Plato had a lot of ideas, most of which I'm not well enough versed in to have formed any sort of opinion. But I've thought a lot about his parable of the cave over the years, and it really bugs me. It prickles because I kind of see myself in it, in relation to my special interests and my internet use.
The general gist is that there's a bunch of people in a cave, sitting facing the wall, and they've always been there and that's their life. Behind them there's a fire, which they've never seen, and stuff passing between them and the fire casts shadows on their wall. Their reality, the total sum of their knowledge and experience, is those shadows.
So why do I spend so much time on the internet, not doing it?
Sure, you can argue that stuff done online matters, and it sort of does. It's a means of engaging with people and finding likeminded souls in ways that's not always possible in the physical world. It lets us look things up so much more easily than in the days when you had to rifle through index cards in long library drawers. It exposes us to culture and ideas we might have no other opportunity to experience.
(The internet's also a great way to find awful people, horrible things, meaningless drivel, and lies, but that's a whole other discussion for another time.)
But the internet isn't and can't be and shouldn't be a replacement for actually doing stuff. One half-decent home cooked meal is more valuable than a thousand pinned recipes you'll never try. Trying your hand at knitting or sewing or carpentry and having something to show for it, however wobbly, is more rewarding than watching any number of tutes on YouTube. And watching videos of people being together and having fun is a poor substitute for actually being with people and doing fun stuff and worthwhile things yourself.
For instance, I've noticed when I'm lonely I tend to end up watching Top Gear. And that's great to pass some time, but really I'm watching other people laugh and be friends because it's easier than finding laughter and friends of my own. Well, in the short-term, anyway - because while it can be a distraction from the need for real life changes, it doesn't fix the underlying issue.
But getting out there and doing things can be scary and really, really difficult, and sometimes genuinely impossible.
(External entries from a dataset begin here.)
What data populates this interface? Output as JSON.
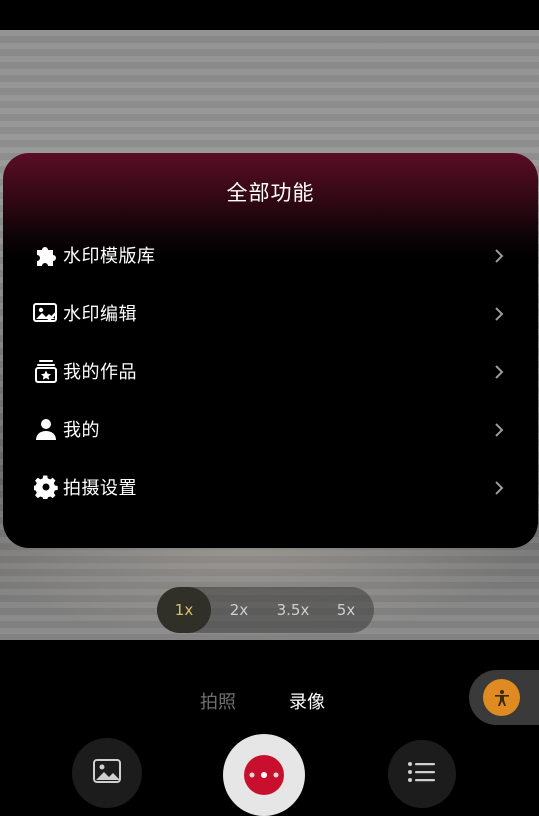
{
  "panel": {
    "title": "全部功能",
    "items": [
      {
        "label": "水印模版库",
        "icon": "puzzle-icon"
      },
      {
        "label": "水印编辑",
        "icon": "image-edit-icon"
      },
      {
        "label": "我的作品",
        "icon": "my-works-icon"
      },
      {
        "label": "我的",
        "icon": "person-icon"
      },
      {
        "label": "拍摄设置",
        "icon": "gear-icon"
      }
    ]
  },
  "zoom": {
    "options": [
      "1x",
      "2x",
      "3.5x",
      "5x"
    ],
    "selected": "1x"
  },
  "modes": {
    "photo": "拍照",
    "video": "录像",
    "selected": "录像"
  },
  "bottom": {
    "gallery_icon": "gallery-icon",
    "shutter_icon": "record-button-icon",
    "menu_icon": "list-menu-icon",
    "accessibility_icon": "accessibility-icon"
  },
  "colors": {
    "panel_top": "#5a0d26",
    "zoom_active": "#d8c36a",
    "accessibility_bg": "#e08a22",
    "record_red": "#c8102e"
  }
}
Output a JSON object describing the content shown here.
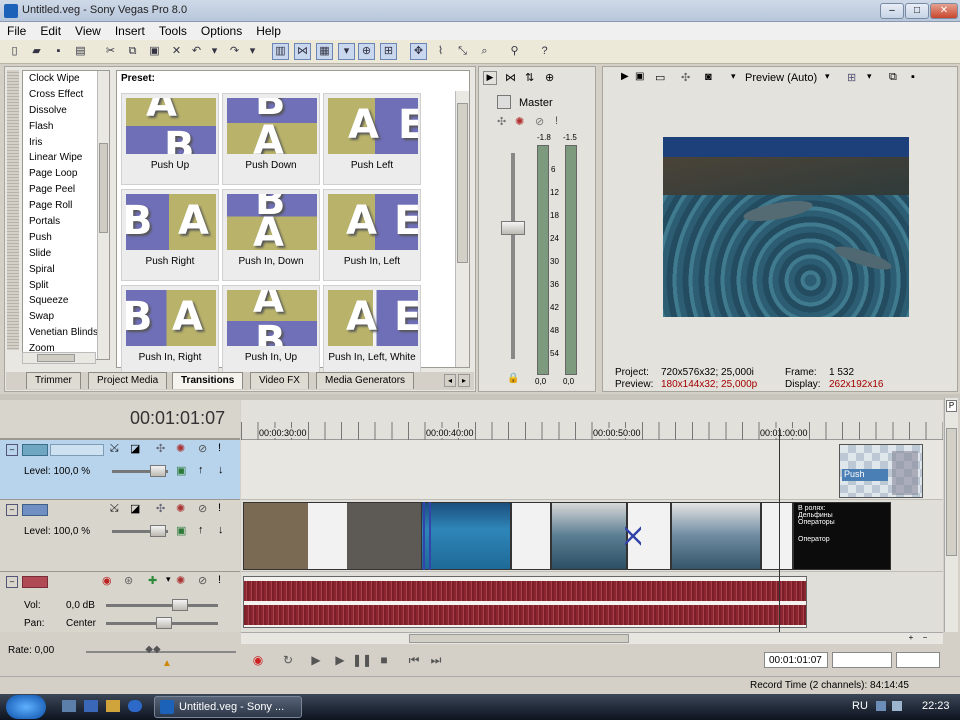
{
  "window": {
    "title": "Untitled.veg - Sony Vegas Pro 8.0",
    "min": "–",
    "max": "□",
    "close": "✕"
  },
  "menu": [
    "File",
    "Edit",
    "View",
    "Insert",
    "Tools",
    "Options",
    "Help"
  ],
  "transitions_list": [
    "Clock Wipe",
    "Cross Effect",
    "Dissolve",
    "Flash",
    "Iris",
    "Linear Wipe",
    "Page Loop",
    "Page Peel",
    "Page Roll",
    "Portals",
    "Push",
    "Slide",
    "Spiral",
    "Split",
    "Squeeze",
    "Swap",
    "Venetian Blinds",
    "Zoom"
  ],
  "preset": {
    "label": "Preset:",
    "items": [
      "Push Up",
      "Push Down",
      "Push Left",
      "Push Right",
      "Push In, Down",
      "Push In, Left",
      "Push In, Right",
      "Push In, Up",
      "Push In, Left, White"
    ]
  },
  "tabs": [
    "Trimmer",
    "Project Media",
    "Transitions",
    "Video FX",
    "Media Generators"
  ],
  "mixer": {
    "master": "Master",
    "peak_left": "-1.8",
    "peak_right": "-1.5",
    "scale": [
      "6",
      "12",
      "18",
      "24",
      "30",
      "36",
      "42",
      "48",
      "54"
    ],
    "bottom_left": "0,0",
    "bottom_right": "0,0"
  },
  "preview": {
    "mode": "Preview (Auto)",
    "project_label": "Project:",
    "project_value": "720x576x32; 25,000i",
    "preview_label": "Preview:",
    "preview_value": "180x144x32; 25,000p",
    "frame_label": "Frame:",
    "frame_value": "1 532",
    "display_label": "Display:",
    "display_value": "262x192x16"
  },
  "timeline": {
    "timecode": "00:01:01:07",
    "ruler": [
      "00:00:30:00",
      "00:00:40:00",
      "00:00:50:00",
      "00:01:00:00"
    ],
    "track1": {
      "level": "Level: 100,0 %"
    },
    "track2": {
      "level": "Level: 100,0 %"
    },
    "audio": {
      "vol_label": "Vol:",
      "vol_value": "0,0 dB",
      "pan_label": "Pan:",
      "pan_value": "Center"
    },
    "rate": "Rate: 0,00",
    "push_event": "Push",
    "title_text": [
      "В ролях:",
      "Дельфины",
      "Операторы",
      "Оператор"
    ]
  },
  "transport": {
    "timecode": "00:01:01:07"
  },
  "status": {
    "record_time": "Record Time (2 channels): 84:14:45"
  },
  "taskbar": {
    "task": "Untitled.veg - Sony ...",
    "lang": "RU",
    "clock": "22:23"
  },
  "colors": {
    "track_selected": "#b8d4ec",
    "audio_wave": "#8b2630",
    "accent_red": "#a30000"
  }
}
You might have to try and fail a dozen times before you have any sort of success, and when your failures involve social rejection and screwing things up in public they hurt. It takes a lot of willpower and resilience and optimism to keep going in the face of that.
But maybe it's worth doing, to get out of the cave.